The European Union and transitional justice
Laura Davis | Initiative for Peacebuilding | 2010
The legacy of systematic human rights violations committed during violent conflict and repressive rule can reach
well into the new order. Transitional justice can help societies address the past through prosecutions, truthseeking,
reparations for victims and institutional reform. Justice in this sense includes and goes beyond criminal
justice, encompassing broader notions of accountability and redress.
Many EU Member States have experienced legacies of this kind – whether from the Second World War, the
Spanish Civil War, the conflict in Northern Ireland, or the transitions from authoritarian rule in Spain, Portugal,
Greece and Central and Eastern Europe.
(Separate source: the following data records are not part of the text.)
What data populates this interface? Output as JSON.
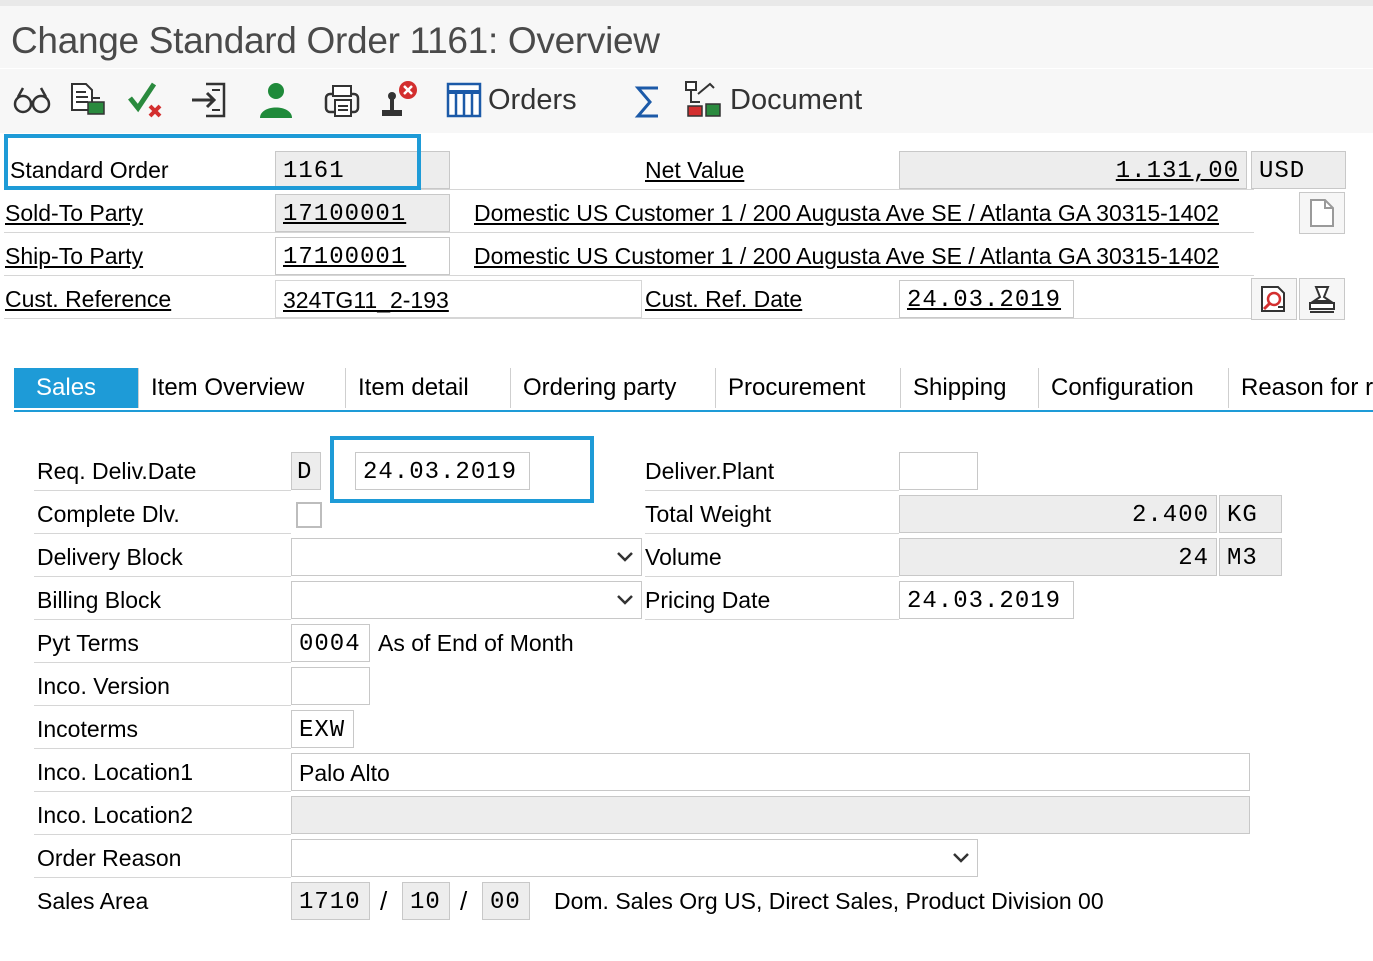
{
  "window": {
    "title": "Change Standard Order 1161: Overview"
  },
  "toolbar": {
    "icons": [
      "display-icon",
      "document-copy-icon",
      "check-icon",
      "exit-icon",
      "user-icon",
      "print-icon",
      "stop-icon",
      "grid-icon",
      "sum-icon",
      "document-tree-icon"
    ],
    "orders_label": "Orders",
    "document_label": "Document"
  },
  "header": {
    "standard_order_label": "Standard Order",
    "standard_order_value": "1161",
    "net_value_label": "Net Value",
    "net_value": "1.131,00",
    "currency": "USD",
    "sold_to_label": "Sold-To Party",
    "sold_to_value": "17100001",
    "sold_to_address": "Domestic US Customer 1 / 200 Augusta Ave SE / Atlanta GA 30315-1402",
    "ship_to_label": "Ship-To Party",
    "ship_to_value": "17100001",
    "ship_to_address": "Domestic US Customer 1 / 200 Augusta Ave SE / Atlanta GA 30315-1402",
    "cust_ref_label": "Cust. Reference",
    "cust_ref_value": "324TG11_2-193",
    "cust_ref_date_label": "Cust. Ref. Date",
    "cust_ref_date_value": "24.03.2019"
  },
  "tabs": [
    {
      "label": "Sales",
      "active": true
    },
    {
      "label": "Item Overview"
    },
    {
      "label": "Item detail"
    },
    {
      "label": "Ordering party"
    },
    {
      "label": "Procurement"
    },
    {
      "label": "Shipping"
    },
    {
      "label": "Configuration"
    },
    {
      "label": "Reason for r"
    }
  ],
  "sales": {
    "req_deliv_date_label": "Req. Deliv.Date",
    "req_deliv_date_format": "D",
    "req_deliv_date_value": "24.03.2019",
    "complete_dlv_label": "Complete Dlv.",
    "complete_dlv_checked": false,
    "delivery_block_label": "Delivery Block",
    "delivery_block_value": "",
    "billing_block_label": "Billing Block",
    "billing_block_value": "",
    "pyt_terms_label": "Pyt Terms",
    "pyt_terms_value": "0004",
    "pyt_terms_text": "As of End of Month",
    "inco_version_label": "Inco. Version",
    "inco_version_value": "",
    "incoterms_label": "Incoterms",
    "incoterms_value": "EXW",
    "inco_location1_label": "Inco. Location1",
    "inco_location1_value": "Palo Alto",
    "inco_location2_label": "Inco. Location2",
    "inco_location2_value": "",
    "order_reason_label": "Order Reason",
    "order_reason_value": "",
    "sales_area_label": "Sales Area",
    "sales_org": "1710",
    "dist_channel": "10",
    "division": "00",
    "sales_area_sep": "/",
    "sales_area_text": "Dom. Sales Org US, Direct Sales, Product Division 00",
    "deliver_plant_label": "Deliver.Plant",
    "deliver_plant_value": "",
    "total_weight_label": "Total Weight",
    "total_weight_value": "2.400",
    "weight_unit": "KG",
    "volume_label": "Volume",
    "volume_value": "24",
    "volume_unit": "M3",
    "pricing_date_label": "Pricing Date",
    "pricing_date_value": "24.03.2019"
  },
  "colors": {
    "accent": "#1e9bd7",
    "readonly_bg": "#ededed"
  }
}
The EU itself was founded as a project to prevent the recurrence of
war, and some Member States have made attempts to come to terms with past abuses through prosecutions,
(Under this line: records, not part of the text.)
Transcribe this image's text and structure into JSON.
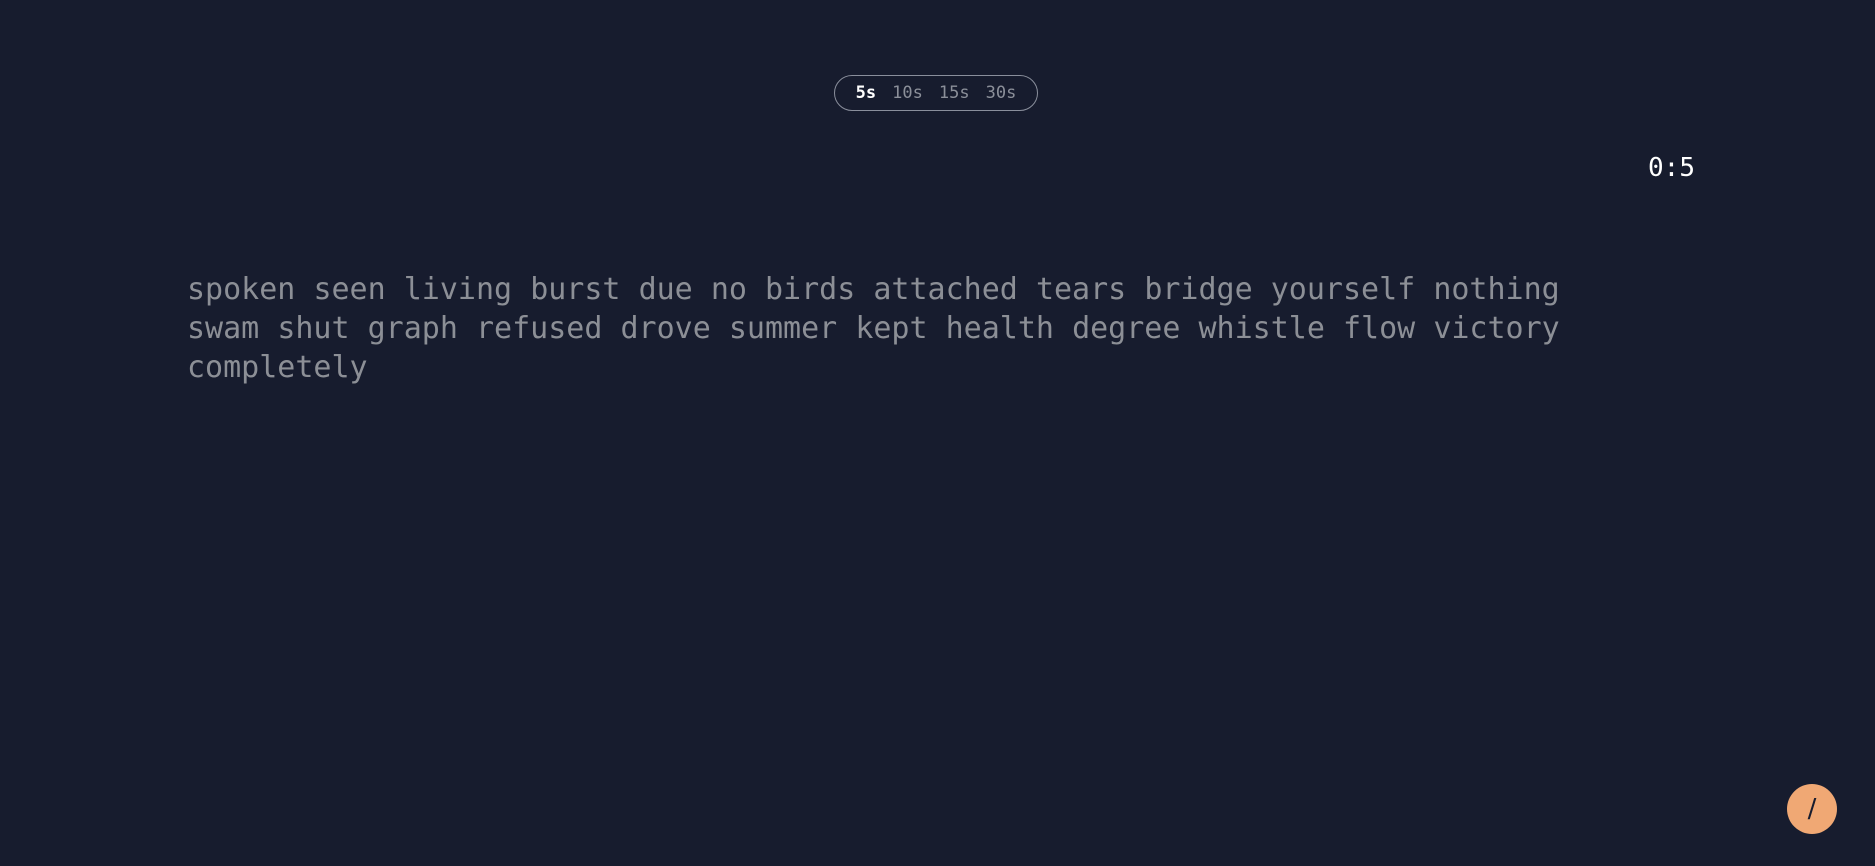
{
  "duration_selector": {
    "options": [
      {
        "label": "5s",
        "active": true
      },
      {
        "label": "10s",
        "active": false
      },
      {
        "label": "15s",
        "active": false
      },
      {
        "label": "30s",
        "active": false
      }
    ]
  },
  "timer": {
    "value": "0:5"
  },
  "words": [
    "spoken",
    "seen",
    "living",
    "burst",
    "due",
    "no",
    "birds",
    "attached",
    "tears",
    "bridge",
    "yourself",
    "nothing",
    "swam",
    "shut",
    "graph",
    "refused",
    "drove",
    "summer",
    "kept",
    "health",
    "degree",
    "whistle",
    "flow",
    "victory",
    "completely"
  ],
  "fab": {
    "icon": "slash-icon",
    "glyph": "/"
  },
  "colors": {
    "background": "#171c2e",
    "text_untyped": "#8c8f96",
    "text_active": "#ffffff",
    "accent": "#f0a874"
  }
}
truth-seeking, reparations for victims, and reforming public institutions, particularly in the security sector.
Beyond its borders, the EU is a major contributor to development, crisis management, peace- and institutionbuilding
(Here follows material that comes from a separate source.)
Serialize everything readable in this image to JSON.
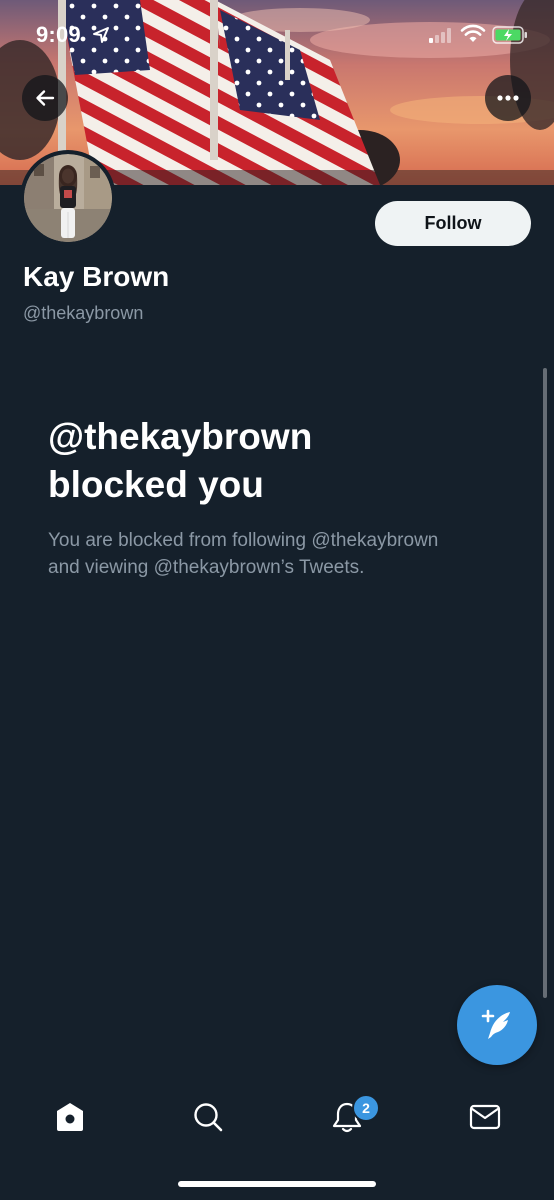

programmes – including transitional justice initiatives. It is committed to promoting peace, to the
protection of the EU’s rights and to the strict observance and the development of international law. One of the
objectives of the Union’s common foreign and security policy (CFSP) is ‘to consolidate and support democracy,
the rule of law, human rights and the principles of international law’.2 Transitional justice can help meet these
objectives, but the EU lacks policies, operational guidelines and tools for implementing these commitments.
This paper argues that rather than remain simply a supporter of transitional justice endeavours undertaken by
others, the EU should also draw on its experience at home and abroad, and on lessons learnt from other actors
such as the UN, to develop a strategic approach to transitional justice as a way of achieving its foreign policy
objectives. This could help close the credibility gap between declared commitments to peace, human rights and
international law and their realisation. The institutional reforms underway at the time of this writing provide the
opportunity to make this happen.
Transitional justice is a dynamic field, and closely related to areas of EU expertise, such as crisis management,
peace- and institution-building and development. Some of the connections between these fields are not yet fully
identified or researched, and the EU is well-placed to strengthen them. This would improve the impact of its
peace- and institution-building programmes and develop the field of transitional justice more broadly.
This paper briefly reviews transitional justice and its relationship to peacebuilding and crisis management,
institution-building (including security sector reform and disarmament, demobilisation and reintegration) and
development, given the importance of these areas to the EU. It then offers an overview of EU policy provisions
relevant to transitional justice. Finally, it draws conclusions and gives recommendations as a basis for future
elaboration of an EU approach to transitional justice.